James Carter's command over his horns is truly stunning. On this disk he deploys it in a variety of quintet encounters with other horn players (Lester Bowie (on good behavior), Harry "Sweets" Edison, Buddy Tate and others) from various jazz traditions, and its not often that one encounters such a varied disk of straight-ahead jazz. Carter and his remarkably consistent and able rhythm section (Craig Taborn, Jaribu Shahid, and Tani Tabbal) handle everything from Bennie Moten's "Moten Swing" to reggae to waltz to Anthony Braxton's "Composition #40Q" with aplomb.
OK, so Carter and Co. engage in an occasional shrill squeal (oh!), atonal blat (oh, no!), and even the dreaded widdly-woo and a honk or two (eek!!!)...."
Don't get too comfortable.
David Bonesteel | Fresno, CA United States | 10/05/2003
(4 out of 5 stars)

"James Carter clearly has a great command of his instrument. Whether being playful, romantic, or engaging in rude blasts of atonality, he is always fascinating to listen to. Here he teams up with a varied array of influential jazz masters to produce a disk of consistent quality. The only flaw is that Carter fails to maintain a cohesive atmosphere among his disparate elements, resulting in a hodgepodge of admittedly excellent tunes. This remains a challenging and rewarding listen that refuses to let you get too comfortable. A standout is the drunken, careening "Freereggaehibop.""
Hardly "Conversin"
J. Rich | 01/12/2009
(1 out of 5 stars)

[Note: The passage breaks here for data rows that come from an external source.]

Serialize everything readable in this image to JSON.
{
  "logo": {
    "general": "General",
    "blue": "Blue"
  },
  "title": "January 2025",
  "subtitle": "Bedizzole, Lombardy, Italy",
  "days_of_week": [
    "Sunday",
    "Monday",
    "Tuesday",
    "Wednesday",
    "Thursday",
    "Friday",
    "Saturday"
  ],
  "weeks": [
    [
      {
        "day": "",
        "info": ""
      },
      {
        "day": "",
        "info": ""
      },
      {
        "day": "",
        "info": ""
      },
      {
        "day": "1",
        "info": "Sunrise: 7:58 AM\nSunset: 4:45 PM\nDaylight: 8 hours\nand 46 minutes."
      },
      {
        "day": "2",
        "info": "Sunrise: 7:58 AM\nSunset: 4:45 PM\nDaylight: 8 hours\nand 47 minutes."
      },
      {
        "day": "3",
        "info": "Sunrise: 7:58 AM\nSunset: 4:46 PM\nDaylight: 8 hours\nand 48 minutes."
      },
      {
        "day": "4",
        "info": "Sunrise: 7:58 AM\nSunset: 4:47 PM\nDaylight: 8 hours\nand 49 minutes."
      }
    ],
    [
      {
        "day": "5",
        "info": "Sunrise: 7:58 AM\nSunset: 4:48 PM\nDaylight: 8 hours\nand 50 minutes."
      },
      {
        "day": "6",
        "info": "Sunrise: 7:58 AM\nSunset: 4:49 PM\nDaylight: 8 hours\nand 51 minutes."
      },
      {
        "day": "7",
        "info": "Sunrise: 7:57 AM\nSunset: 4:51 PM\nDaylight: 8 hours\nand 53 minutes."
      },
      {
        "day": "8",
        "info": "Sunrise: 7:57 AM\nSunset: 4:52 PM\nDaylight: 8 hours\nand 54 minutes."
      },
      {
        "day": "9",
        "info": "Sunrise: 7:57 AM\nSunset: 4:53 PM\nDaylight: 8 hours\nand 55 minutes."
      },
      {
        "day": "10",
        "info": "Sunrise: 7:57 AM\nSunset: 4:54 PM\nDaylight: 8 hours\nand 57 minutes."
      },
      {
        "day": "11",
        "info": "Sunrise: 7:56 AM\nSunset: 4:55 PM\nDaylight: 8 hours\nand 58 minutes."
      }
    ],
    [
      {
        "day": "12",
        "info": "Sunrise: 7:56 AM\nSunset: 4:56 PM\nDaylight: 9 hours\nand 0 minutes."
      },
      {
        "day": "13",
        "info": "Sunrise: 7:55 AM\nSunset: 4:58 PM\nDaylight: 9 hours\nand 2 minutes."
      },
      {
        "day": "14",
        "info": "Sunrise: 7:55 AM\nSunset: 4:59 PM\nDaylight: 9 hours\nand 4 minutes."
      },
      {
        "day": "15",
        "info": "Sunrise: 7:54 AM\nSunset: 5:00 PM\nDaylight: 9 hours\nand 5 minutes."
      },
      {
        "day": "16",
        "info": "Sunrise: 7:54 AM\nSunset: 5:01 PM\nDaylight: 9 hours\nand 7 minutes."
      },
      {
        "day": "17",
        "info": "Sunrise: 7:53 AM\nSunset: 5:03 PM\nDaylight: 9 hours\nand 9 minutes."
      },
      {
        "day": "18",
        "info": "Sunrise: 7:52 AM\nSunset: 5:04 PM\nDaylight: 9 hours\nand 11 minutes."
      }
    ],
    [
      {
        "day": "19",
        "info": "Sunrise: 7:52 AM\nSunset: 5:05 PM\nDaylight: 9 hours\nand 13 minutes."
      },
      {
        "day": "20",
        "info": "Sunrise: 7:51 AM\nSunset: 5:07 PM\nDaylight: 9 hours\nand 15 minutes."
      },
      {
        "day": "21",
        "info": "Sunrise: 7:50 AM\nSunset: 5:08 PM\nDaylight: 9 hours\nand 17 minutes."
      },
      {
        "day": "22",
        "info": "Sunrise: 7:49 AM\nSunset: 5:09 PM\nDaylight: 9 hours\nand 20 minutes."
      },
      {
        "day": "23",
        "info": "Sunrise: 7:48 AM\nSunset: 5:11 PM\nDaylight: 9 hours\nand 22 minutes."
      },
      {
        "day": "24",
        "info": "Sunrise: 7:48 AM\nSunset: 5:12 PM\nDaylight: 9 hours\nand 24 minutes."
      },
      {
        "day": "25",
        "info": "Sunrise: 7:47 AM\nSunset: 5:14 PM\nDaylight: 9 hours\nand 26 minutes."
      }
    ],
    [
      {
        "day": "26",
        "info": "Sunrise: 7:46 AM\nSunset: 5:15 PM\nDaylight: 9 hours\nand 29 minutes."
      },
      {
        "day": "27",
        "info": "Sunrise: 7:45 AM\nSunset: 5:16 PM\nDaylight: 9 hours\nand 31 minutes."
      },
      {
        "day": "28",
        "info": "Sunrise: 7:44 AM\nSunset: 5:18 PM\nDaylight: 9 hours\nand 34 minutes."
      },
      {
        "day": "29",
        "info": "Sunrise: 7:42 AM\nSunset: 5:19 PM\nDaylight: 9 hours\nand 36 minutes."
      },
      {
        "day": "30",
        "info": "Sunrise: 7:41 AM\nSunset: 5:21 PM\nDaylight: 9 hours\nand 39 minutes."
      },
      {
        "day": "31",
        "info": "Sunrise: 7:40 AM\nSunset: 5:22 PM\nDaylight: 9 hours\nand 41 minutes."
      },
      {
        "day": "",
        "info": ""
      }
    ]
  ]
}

"Let me be as brutally honest as I can: this recording did nothing for me, because the musicianship is subpar and the leadership is just terrible. Why do record companies continue to promote such pointless drivel as this recording? There's no lyrical beauty, melodic invention, or any kind of deep feeling. I'm sorry, but this isn't jazz and it never will be. After hearing recordings such as "Conversin' with the Elders," I'm only reminded of the fact that I'm happy for the bebop movement of the late '40s through mid '60s. Carter is a sorry excuse for a saxophonist. Give me Hawkins, Johnny Griffin, Eddie "Lockjaw" Davis, Desmond, Webster, Getz, Zoot, Al Cohn, Art Pepper, Benny Golson, Gigi Gryce, Stanley Turrentine, Ike Quebec, etc. any day of the week.

Let me also say that anytime you call an album "Conversin' With The Elders" you show just how little class you have. It's a stupid name for stupid album."